I also based the narrative, as far as possible, on first person or primary accounts – letters, journals, diaries and newspapers – through which the reader discovers what was known, or believed, by individuals or groups, at the moment the action or event is occurring. Vital to this was the year and a half I spent working on the Stuart and Cumberland Papers, the private papers of the exiled Stuarts and William Augustus, Duke of Cumberland (commander-in-chief of the British army at Culloden), both in the Royal Archives at Windsor Castle. The book’s style is often, therefore, closer to reportage and current affairs, than a retrospective history. In this way I aimed to avoid the overwhelming sense of romantic doom that tends to envelop ‘Bonnie Prince Charlie’ and the ’45, while, hopefully, keeping the reader in the moment: after all, in the years 1745-6, nothing was certain.

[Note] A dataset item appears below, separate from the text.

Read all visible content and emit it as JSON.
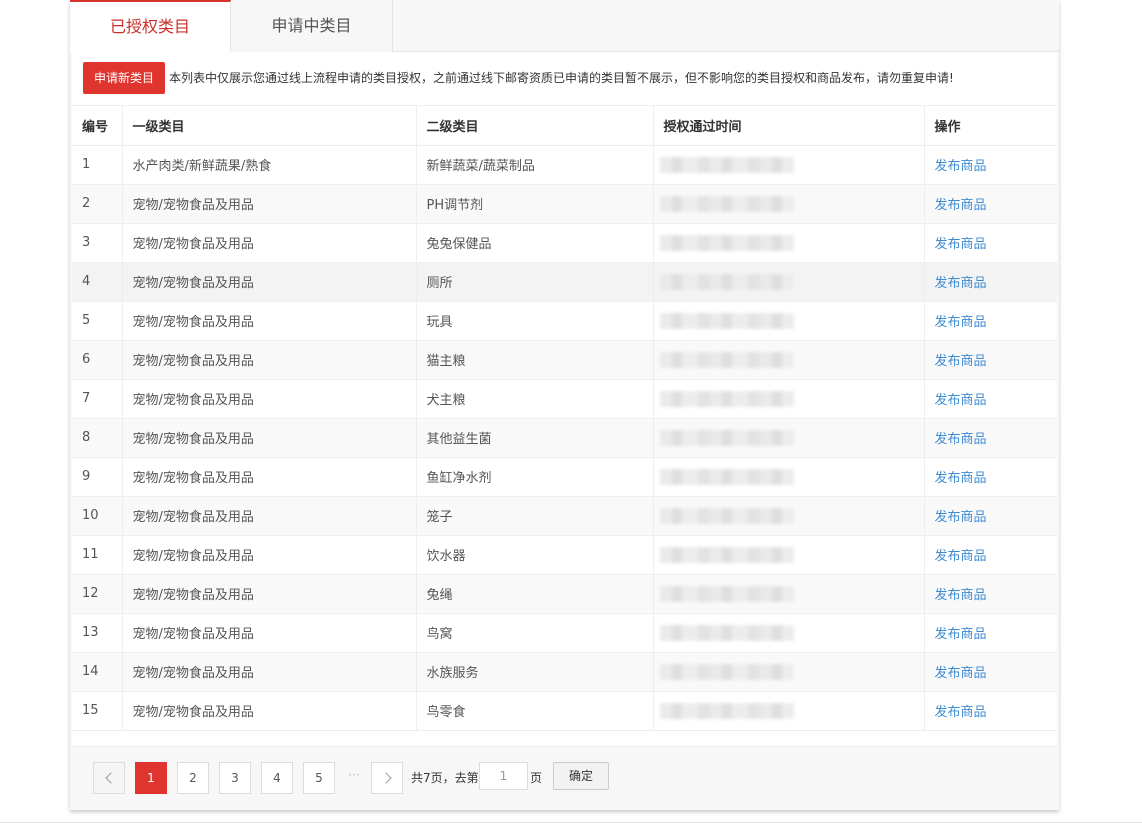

To whet your appetite, here is a quick introduction to the ’45.
In 1745 Charles Edward Stuart (b.1720) had one key aim: regaining the thrones his grandfather, the Roman Catholic convert James VII of Scotland and II of England and Ireland, had lost in 1688-90 to his protestant nephew and son-in-law William of Orange, who reigned as William III with James’ eldest daughter, Mary II. This ‘Glorious’ Revolution confirmed a Protestant succession in a predominantly protestant Great Britain, which, from 1714, was embodied in the Hanoverian dynasty.
Following George I’s accession, several armed risings in support of the exiled Stuarts occurred, most notably in the years 1715 and 1719, and Jacobite (from the Latin for James ‘Jacobus’) plots continued to plague the new Royal Dynasty. By this stage, on the death of James VII and II in 1701, the chief claimant, the ‘Old Pretender’ (from the French for claimant ‘prétendant’) was his only legitimate son, and father of Charles, James Francis Edward (b.1688). A major French invasion of Britain in support of the Stuarts in early 1744 had been abandoned, mainly due to severe weather, leaving Charles, who had arrived in France to lead the invasion, kicking his heels in Paris.
A year on, having understandably lost patience with his chief supporter and cousin, Louis XV, and with the greater part of the British army fighting in Flanders against the French, leaving Great Britain largely undefended, Charles secretly gathered together arms and a modest war chest, and set sail from Brittany, landing a small party at Eriskay in the Outer Hebrides on 23rd July 1745. His audacious – or reckless – plan was to gain a foothold in the Western Highlands, rally support en route south via Edinburgh, meet up with a French invasion force at London, remove the Hanoverian ‘usurper’ George II (r.1727), and then settle in at St. James’s Palace, while awaiting the arrival of his father, King James VIII and III. And while luck and the element of surprise were on his side, for a time it proved almost as straightforward as that…
To find out more you will of course need to read the book, but in the meantime here is a chance to win your very own copy.
The question Jacqueline has devised is for you is to tell us
Who is your favourite rebel and why?
There is no right or wrong answer and you don’t need to provide your address as we’ll email the lucky winner. The rebel can be from any period of history.
How to enter
Please reply to this post using the ‘Leave a Comment’ at the end of the post.
All entries must be received by midnight on Tuesday 17th May 2016. The competition is open to readers in the UK only (prize courtesy of the publisher).
THE COMPETITION IS NOW CLOSED.
THE WINNER HAS BEEN NOTIFIED AND WE WOULD LIKE TO THANK EVERYONE WHO ENTERED.